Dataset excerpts
# # # # #
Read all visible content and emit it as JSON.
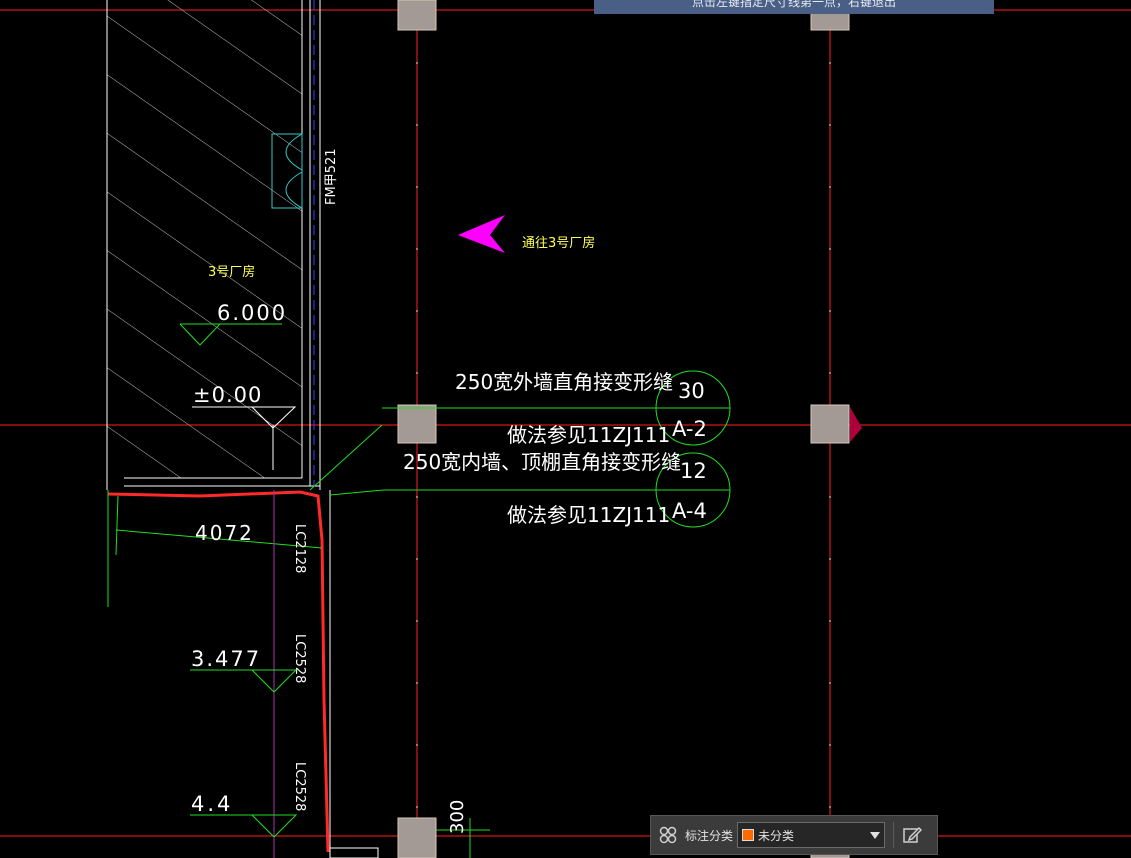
{
  "prompt_text": "点击左键指定尺寸线第一点，右键退出",
  "colors": {
    "background": "#000000",
    "axis": "#ff2020",
    "dimension": "#22dd22",
    "text_white": "#ffffff",
    "text_yellow": "#ffff55",
    "arrow": "#ff00ff",
    "column": "#9a9a9a",
    "selected_line": "#ff2a2a",
    "door": "#33cccc",
    "swatch": "#ff6a00"
  },
  "drawing": {
    "door_label": "FM甲521",
    "direction_label": "通往3号厂房",
    "room_label": "3号厂房",
    "elev_1": "6.000",
    "elev_2": "±0.00",
    "note1_text": "250宽外墙直角接变形缝",
    "note1_ref": "做法参见11ZJ111",
    "note1_num": "30",
    "note1_sheet": "A-2",
    "note2_text": "250宽内墙、顶棚直角接变形缝",
    "note2_ref": "做法参见11ZJ111",
    "note2_num": "12",
    "note2_sheet": "A-4",
    "dim_4072": "4072",
    "window_1": "LC2128",
    "window_2": "LC2528",
    "window_3": "LC2528",
    "elev_3": "3.477",
    "elev_4": "4.4",
    "dim_300": "300"
  },
  "toolbar": {
    "icon": "grid-categories-icon",
    "label": "标注分类",
    "selected_value": "未分类",
    "edit_icon": "edit-icon"
  }
}
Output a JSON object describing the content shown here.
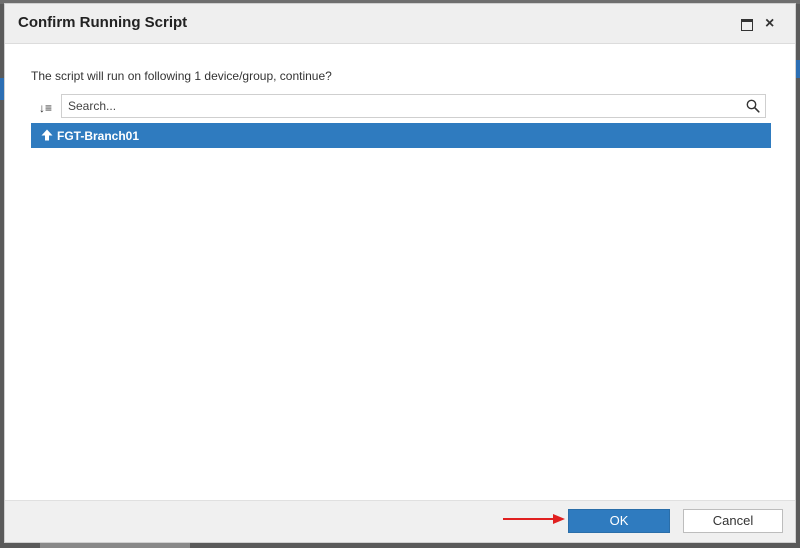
{
  "dialog": {
    "title": "Confirm Running Script",
    "message": "The script will run on following 1 device/group, continue?"
  },
  "search": {
    "placeholder": "Search...",
    "value": ""
  },
  "list": {
    "items": [
      {
        "label": "FGT-Branch01",
        "icon": "up-arrow-icon"
      }
    ]
  },
  "footer": {
    "ok_label": "OK",
    "cancel_label": "Cancel"
  },
  "colors": {
    "accent": "#2f7bbf",
    "annotation_arrow": "#e02020"
  },
  "icons": {
    "maximize": "maximize-icon",
    "close": "close-icon",
    "sort": "sort-icon",
    "search": "search-icon",
    "close_glyph": "×",
    "sort_glyph": "↓≡"
  }
}
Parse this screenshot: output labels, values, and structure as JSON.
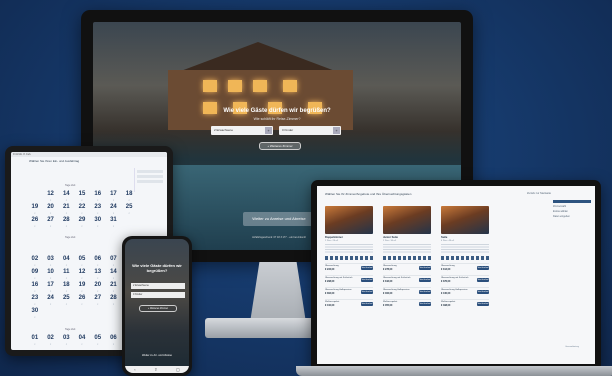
{
  "monitor": {
    "hero_title": "Wie viele Gäste dürfen wir begrüßen?",
    "hero_subtitle": "Wie schläft ihr Reise-Zimmer?",
    "adults_field": "2 Erwachsene",
    "children_field": "0 Kinder",
    "stepper_minus": "−",
    "stepper_plus": "+",
    "add_room_label": "+ Weiteres Zimmer",
    "continue_label": "Weiter zu Anreise und Abreise",
    "footer_note": "Anfahrtsgeschenk: 07 18 3 177 ...ein bei Ankunft"
  },
  "tablet": {
    "status": "9:41  Mo. 8. Feb.",
    "title": "Wählen Sie Ihren Ein- und Ausfahrtag",
    "months": [
      {
        "label": "Tage Zeit",
        "days": [
          "",
          "12",
          "14",
          "15",
          "16",
          "17",
          "18",
          "19",
          "20",
          "21",
          "22",
          "23",
          "24",
          "25",
          "26",
          "27",
          "28",
          "29",
          "30",
          "31",
          ""
        ]
      },
      {
        "label": "Tage Zeit",
        "days": [
          "",
          "",
          "",
          "",
          "",
          "",
          "01",
          "02",
          "03",
          "04",
          "05",
          "06",
          "07",
          "08",
          "09",
          "10",
          "11",
          "12",
          "13",
          "14",
          "15",
          "16",
          "17",
          "18",
          "19",
          "20",
          "21",
          "22",
          "23",
          "24",
          "25",
          "26",
          "27",
          "28",
          "29",
          "30",
          "",
          "",
          "",
          "",
          "",
          ""
        ]
      },
      {
        "label": "Tage Zeit",
        "days": [
          "01",
          "02",
          "03",
          "04",
          "05",
          "06"
        ]
      }
    ]
  },
  "phone": {
    "title": "Wie viele Gäste dürfen wir begrüßen?",
    "adults_field": "2 Erwachsene",
    "children_field": "0 Kinder",
    "add_room_label": "+ Weiteres Zimmer",
    "continue_label": "Weiter zu Arr. und Abreise",
    "nav_back": "‹",
    "nav_share": "⇪",
    "nav_tabs": "▢"
  },
  "laptop": {
    "title": "Wählen Sie Ihr Zimmer/Angebote und Ihre Übernachtungsgästen",
    "link": "Zurück zur Startseite",
    "sidebar_items": [
      "Zimmerwahl",
      "Extras wählen",
      "Daten eingeben"
    ],
    "sidebar_footer": "Gesamtbetrag",
    "rooms": [
      {
        "name": "Doppelzimmer",
        "sub": "2 Pers. 28 m²",
        "offers": [
          {
            "name": "Übernachtung",
            "price": "€ 234,00",
            "button": "Jetzt buchen"
          },
          {
            "name": "Übernachtung mit Frühstück",
            "price": "€ 298,00",
            "button": "Jetzt buchen"
          },
          {
            "name": "Übernachtung Halbpension",
            "price": "€ 362,00",
            "button": "Jetzt buchen"
          },
          {
            "name": "Wellnesspaket",
            "price": "€ 410,00",
            "button": "Jetzt buchen"
          }
        ]
      },
      {
        "name": "Junior Suite",
        "sub": "2 Pers. 36 m²",
        "offers": [
          {
            "name": "Übernachtung",
            "price": "€ 278,00",
            "button": "Jetzt buchen"
          },
          {
            "name": "Übernachtung mit Frühstück",
            "price": "€ 342,00",
            "button": "Jetzt buchen"
          },
          {
            "name": "Übernachtung Halbpension",
            "price": "€ 406,00",
            "button": "Jetzt buchen"
          },
          {
            "name": "Wellnesspaket",
            "price": "€ 455,00",
            "button": "Jetzt buchen"
          }
        ]
      },
      {
        "name": "Suite",
        "sub": "4 Pers. 48 m²",
        "offers": [
          {
            "name": "Übernachtung",
            "price": "€ 312,00",
            "button": "Jetzt buchen"
          },
          {
            "name": "Übernachtung mit Frühstück",
            "price": "€ 376,00",
            "button": "Jetzt buchen"
          },
          {
            "name": "Übernachtung Halbpension",
            "price": "€ 440,00",
            "button": "Jetzt buchen"
          },
          {
            "name": "Wellnesspaket",
            "price": "€ 498,00",
            "button": "Jetzt buchen"
          }
        ]
      }
    ]
  },
  "colors": {
    "background": "#163a6c",
    "accent": "#2b4f7c",
    "window_glow": "#f0b657"
  }
}
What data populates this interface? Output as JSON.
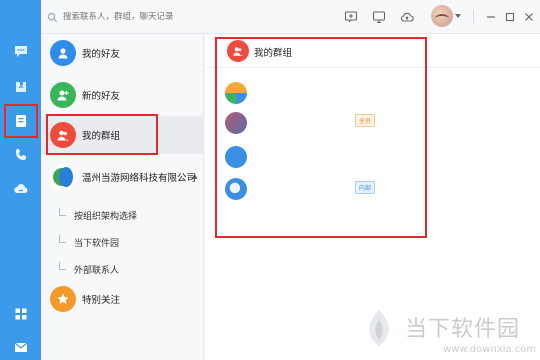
{
  "search": {
    "placeholder": "搜索联系人，群组，聊天记录"
  },
  "list": {
    "items": [
      {
        "label": "我的好友",
        "color": "#2f8ce8",
        "icon": "person-icon"
      },
      {
        "label": "新的好友",
        "color": "#39b55a",
        "icon": "add-person-icon"
      },
      {
        "label": "我的群组",
        "color": "#ee4b3e",
        "icon": "group-icon"
      }
    ],
    "org": {
      "label": "温州当游网络科技有限公司",
      "caret": "▲"
    },
    "sub_items": [
      "按组织架构选择",
      "当下软件园",
      "外部联系人"
    ],
    "special": {
      "label": "特别关注",
      "color": "#f39a2b",
      "icon": "star-icon"
    }
  },
  "main": {
    "title": "我的群组",
    "tags": {
      "all": "全员",
      "inner": "内部"
    }
  },
  "watermark": {
    "text": "当下软件园",
    "url": "www.downxia.com"
  },
  "colors": {
    "rail": "#3b9bea",
    "highlight": "#e12b2b"
  }
}
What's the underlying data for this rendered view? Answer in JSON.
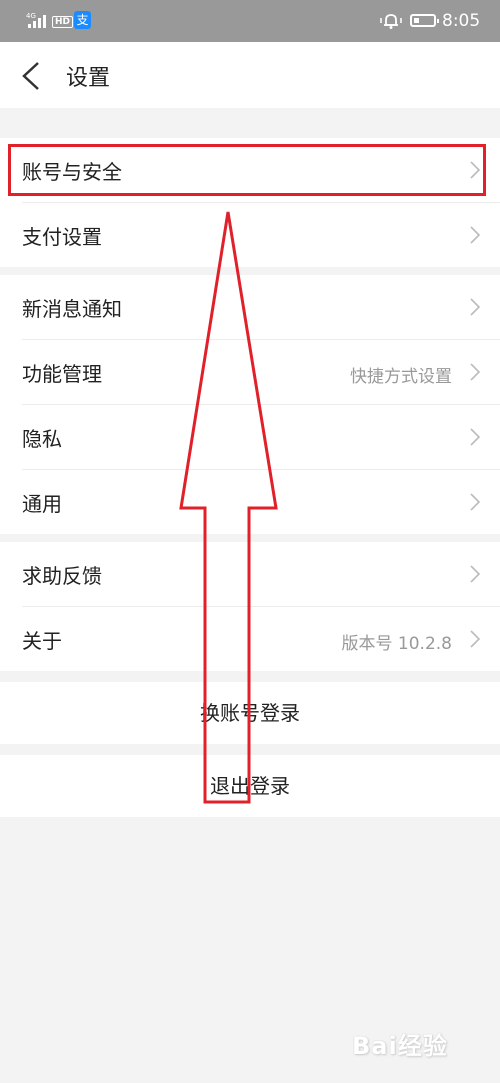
{
  "status_bar": {
    "network": "4G",
    "hd": "HD",
    "time": "8:05"
  },
  "header": {
    "title": "设置"
  },
  "groups": [
    {
      "items": [
        {
          "label": "账号与安全"
        },
        {
          "label": "支付设置"
        }
      ]
    },
    {
      "items": [
        {
          "label": "新消息通知"
        },
        {
          "label": "功能管理",
          "value": "快捷方式设置"
        },
        {
          "label": "隐私"
        },
        {
          "label": "通用"
        }
      ]
    },
    {
      "items": [
        {
          "label": "求助反馈"
        },
        {
          "label": "关于",
          "value": "版本号 10.2.8"
        }
      ]
    }
  ],
  "actions": {
    "switch_account": "换账号登录",
    "logout": "退出登录"
  },
  "watermark": "Bai经验",
  "colors": {
    "annotation": "#e0212a",
    "status_bar": "#999999",
    "background": "#f3f3f3"
  }
}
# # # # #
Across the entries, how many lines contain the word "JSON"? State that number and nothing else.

* Response below: 5